Excerpts from an interface dataset>
▬▬▬

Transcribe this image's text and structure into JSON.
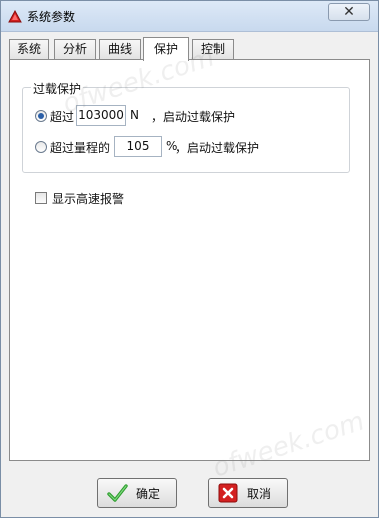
{
  "window": {
    "title": "系统参数",
    "close_symbol": "✕",
    "icon": "app-red-triangle-icon"
  },
  "tabs": [
    {
      "label": "系统",
      "active": false
    },
    {
      "label": "分析",
      "active": false
    },
    {
      "label": "曲线",
      "active": false
    },
    {
      "label": "保护",
      "active": true
    },
    {
      "label": "控制",
      "active": false
    }
  ],
  "overload": {
    "group_title": "过载保护",
    "option1": {
      "selected": true,
      "prefix": "超过",
      "value": "103000",
      "unit": "N",
      "suffix": "，启动过载保护"
    },
    "option2": {
      "selected": false,
      "prefix": "超过量程的",
      "value": "105",
      "unit": "%",
      "suffix": "，启动过载保护"
    }
  },
  "high_speed_alarm": {
    "label": "显示高速报警",
    "checked": false
  },
  "buttons": {
    "ok_label": "确定",
    "ok_icon": "green-check-icon",
    "cancel_label": "取消",
    "cancel_icon": "red-x-icon"
  },
  "watermark_text": "ofweek.com"
}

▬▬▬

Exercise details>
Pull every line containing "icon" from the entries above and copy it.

Answer to this problem>
    "icon": "app-red-triangle-icon"
    "ok_icon": "green-check-icon",
    "cancel_icon": "red-x-icon"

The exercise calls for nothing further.